Alas, Jim sent a telegram, but did not say ‘Love, Jim’ – just signed off ‘Jim’. What could this possibly mean? According to this advertisement in the April 1940 issue of the Canadian Home Journal, “Men grow neglectful when wives grow careless”.
In this case, Betty was not “guarding her charm”, which meant she was not using MUM’s deodorant every day.
Other advertisements during the war period encourage women to care for their bodies using unusual methods. In this second advertisement, the woman is asking her doctor to recommend an antiseptic for ‘intimate personal use’. This ad states that Dettol is used in Canada for ‘cuts, abrasions and bites’ but also for a ‘cleansing deodorant in the bath and all personal uses’. Just Google ‘Dettol’ for its recommended uses now – I think its ‘antiseptic’ use has changed in the current day.
And on another sensitive note, according to this ad in the Canadian National Home Monthly, September 1942, the troops are counting on you to be the life of the party. You have duties to entertain as a hostess at the Red Cross Canteen. Don’t follow Nancy’s example – she “spreads gloom”. Learn instead from “Martha – the toast of the troops”.

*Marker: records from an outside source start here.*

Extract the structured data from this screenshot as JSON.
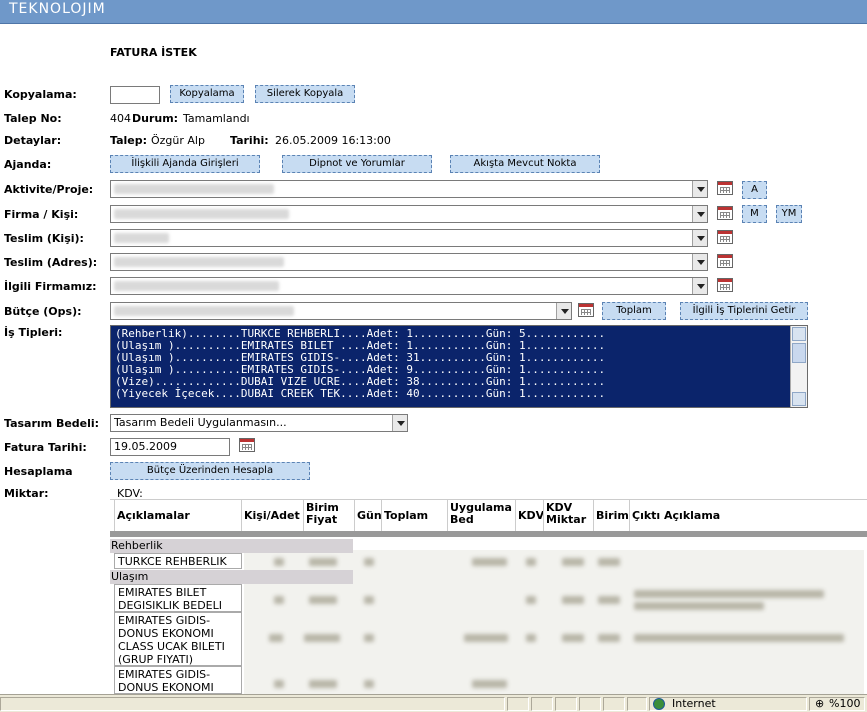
{
  "app": {
    "logo": "TEKNOLOJIM"
  },
  "page": {
    "title": "FATURA İSTEK"
  },
  "labels": {
    "kopyalama": "Kopyalama:",
    "talep_no": "Talep No:",
    "detaylar": "Detaylar:",
    "ajanda": "Ajanda:",
    "aktivite": "Aktivite/Proje:",
    "firma": "Firma / Kişi:",
    "teslim_kisi": "Teslim (Kişi):",
    "teslim_adres": "Teslim (Adres):",
    "ilgili_firma": "İlgili Firmamız:",
    "butce": "Bütçe (Ops):",
    "is_tipleri": "İş Tipleri:",
    "tasarim_bedeli": "Tasarım Bedeli:",
    "fatura_tarihi": "Fatura Tarihi:",
    "hesaplama": "Hesaplama",
    "miktar": "Miktar:"
  },
  "buttons": {
    "kopyala": "Kopyalama",
    "silerek_kopyala": "Silerek Kopyala",
    "iliskili_ajanda": "İlişkili Ajanda Girişleri",
    "dipnot": "Dipnot ve Yorumlar",
    "akista": "Akışta Mevcut Nokta",
    "a": "A",
    "m": "M",
    "ym": "YM",
    "toplam": "Toplam",
    "ilgili_is_tipleri": "İlgili İş Tiplerini Getir",
    "butce_hesapla": "Bütçe Üzerinden Hesapla"
  },
  "talep": {
    "no": "404",
    "durum_label": "Durum:",
    "durum": "Tamamlandı",
    "talep_label": "Talep:",
    "talep_eden": "Özgür Alp",
    "tarih_label": "Tarihi:",
    "tarih": "26.05.2009 16:13:00"
  },
  "is_tipleri": [
    "(Rehberlik)........TURKCE REHBERLI....Adet: 1...........Gün: 5............",
    "(Ulaşım )..........EMIRATES BILET ....Adet: 1...........Gün: 1............",
    "(Ulaşım )..........EMIRATES GIDIS-....Adet: 31..........Gün: 1............",
    "(Ulaşım )..........EMIRATES GIDIS-....Adet: 9...........Gün: 1............",
    "(Vize).............DUBAI VIZE UCRE....Adet: 38..........Gün: 1............",
    "(Yiyecek İçecek....DUBAI CREEK TEK....Adet: 40..........Gün: 1............"
  ],
  "tasarim_bedeli": {
    "selected": "Tasarım Bedeli Uygulanmasın..."
  },
  "fatura_tarihi": {
    "value": "19.05.2009"
  },
  "kdv_label": "KDV:",
  "grid": {
    "headers": [
      "Açıklamalar",
      "Kişi/Adet",
      "Birim Fiyat",
      "Gün",
      "Toplam",
      "Uygulama Bed",
      "KDV",
      "KDV Miktar",
      "Birim",
      "Çıktı Açıklama"
    ],
    "groups": [
      {
        "name": "Rehberlik",
        "rows": [
          "TURKCE REHBERLIK"
        ]
      },
      {
        "name": "Ulaşım",
        "rows": [
          "EMIRATES BILET DEGISIKLIK BEDELI",
          "EMIRATES GIDIS-DONUS EKONOMI CLASS UCAK BILETI (GRUP FIYATI)",
          "EMIRATES GIDIS-DONUS EKONOMI"
        ]
      }
    ]
  },
  "status_bar": {
    "zone": "Internet",
    "zoom": "%100"
  }
}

Advertisements in Canadian womens’ periodicals of the wartime period positioned male figures in the ads more often than today, with the male doctor as the authority, and the women encouraged to care for themselves for ‘their man.’